Wednesday, September 23, 2020
Sept. 23, 2020

Linkedin Pinterest

Inslee, Brown to sign I-5 Bridge agreement Monday in Vancouver

Governors both support replacing twin spans to ease congestion, improve safety, promote economic vitality

By , Columbian staff reporter

Washington Gov. Jay Inslee and Oregon Gov. Kate Brown said Friday that they will be in Vancouver on Monday to announce a joint effort to replace the Interstate 5 Bridge.

The two governors, both Democrats, are scheduled to sign a letter of intent toward replacing the bridge’s twin spans with a modern crossing that would ease congestion and be better able to withstand a strong earthquake, according to news releases from the governors’ offices.

Specifics of what’s in the agreement are not expected to be revealed until the two governors sign the document at 10:30 a.m. Monday at The Waterfront Vancouver, not far from the bridge itself.

Afterward, Inslee and Brown are scheduled to take questions from the media and meet with “regional leaders and stakeholders,” according to an advisory from Inslee’s office.

The two states plan to open an office for the I-5 Bridge project and incorporate community feedback in developing a bistate approach toward advancing the long-discussed project.

Both governors have previously supported replacing the twin spans that opened in 1917 and 1958.

“The current interstate bridge is over 100 years old, and it’s showing its age,” Brown said in a statement. “Replacing the interstate bridge is critical to the safety and economies of both Oregon and Washington.

“Our states are more interconnected than ever, and by working together, we can make our communities and roads safer while we improve mobility and support the economic vitality of our communities.”

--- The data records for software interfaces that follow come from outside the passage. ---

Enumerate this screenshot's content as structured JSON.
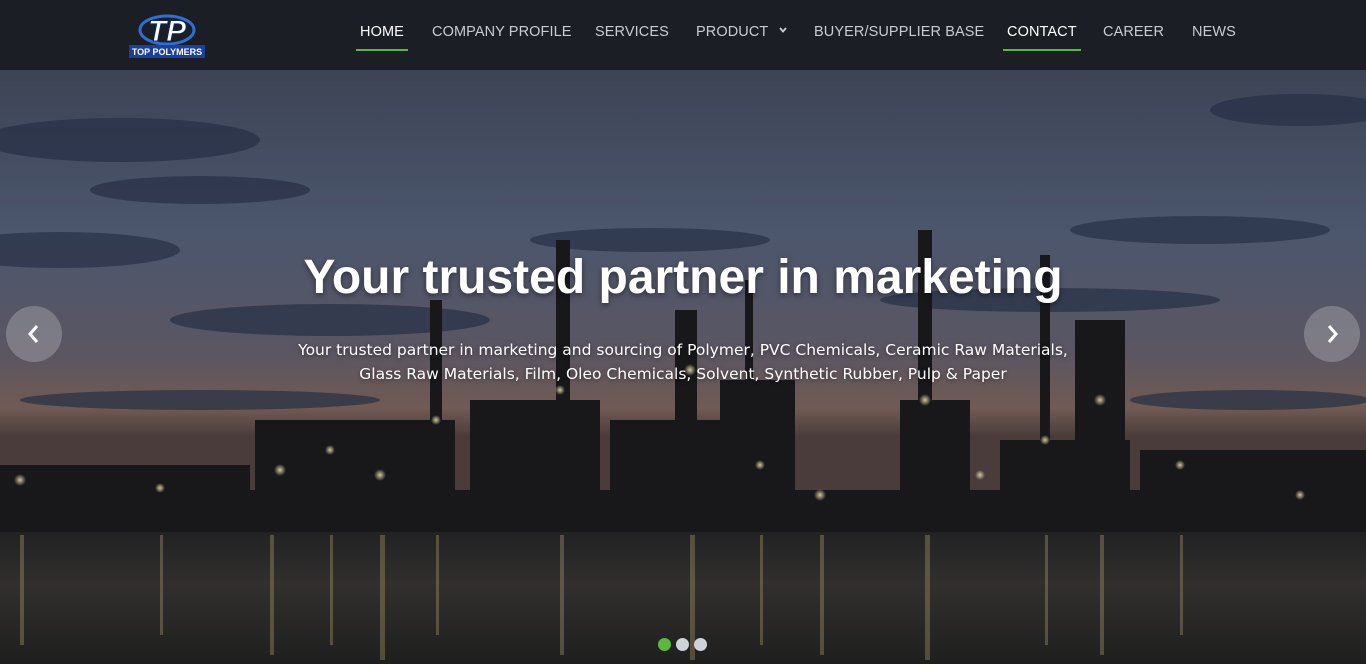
{
  "brand": {
    "logo_letters": "TP",
    "logo_text": "TOP POLYMERS"
  },
  "nav": {
    "items": [
      {
        "label": "HOME",
        "active": true
      },
      {
        "label": "COMPANY PROFILE",
        "active": false
      },
      {
        "label": "SERVICES",
        "active": false
      },
      {
        "label": "PRODUCT",
        "active": false,
        "has_dropdown": true
      },
      {
        "label": "BUYER/SUPPLIER BASE",
        "active": false
      },
      {
        "label": "CONTACT",
        "active": true
      },
      {
        "label": "CAREER",
        "active": false
      },
      {
        "label": "NEWS",
        "active": false
      }
    ]
  },
  "hero": {
    "title": "Your trusted partner in marketing",
    "subtitle": "Your trusted partner in marketing and sourcing of Polymer, PVC Chemicals, Ceramic Raw Materials, Glass Raw Materials, Film, Oleo Chemicals, Solvent, Synthetic Rubber, Pulp & Paper",
    "background_description_icon": "refinery-at-dusk-image",
    "prev_icon": "chevron-left-icon",
    "next_icon": "chevron-right-icon",
    "slides_total": 3,
    "active_slide": 1
  },
  "colors": {
    "header_bg": "#1b1e24",
    "accent_green": "#5cb83c",
    "nav_text": "#c9ccd1",
    "nav_active_text": "#ffffff"
  }
}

The I-5 Bridge started reaching capacity during weekday peak hours nearly 30 years ago, within a decade of the December 1982 opening of the Interstate 205 Bridge.

Today, about 135,000 vehicles use the I-5 Bridge each day. According to the Southwest Washington Regional Transportation Council, the freeway near the bridge is congested for 11 hours on weekdays, from 5:45 to 9:45 a.m. north of the river and from 1 to 8 p.m. south of the river. Traffic crawls at 11 mph during peak congestion.

Earlier this year, the Washington Legislature allocated $35 million to replacing the I-5 Bridge: $17.5 million for a project office and $17.5 million for planning and pre-design of a new bridge. In August, the Oregon Transportation Commission agreed to provide $9 million.

In addition, each state has appointed eight legislators to a bistate committee on the I-5 Bridge. The committee had its second meeting Wednesday at the Port of Portland and is scheduled to meet again Dec. 20.

This is the second major effort to replace the I-5 Bridge. The previous Columbia River Crossing project disintegrated after the Washington Senate in 2013 balked at matching Oregon’s $450 million construction commitment.

The $3 billion-plus project would have replaced the bridge’s twin spans, upgraded freeway interchanges on both sides of the Columbia River and extended Oregon’s light-rail line to Clark College.

Since the Columbia River Crossing ended in 2013, Clark County has added 53,000 residents, with the county’s population about 10,000 shy of a half-million.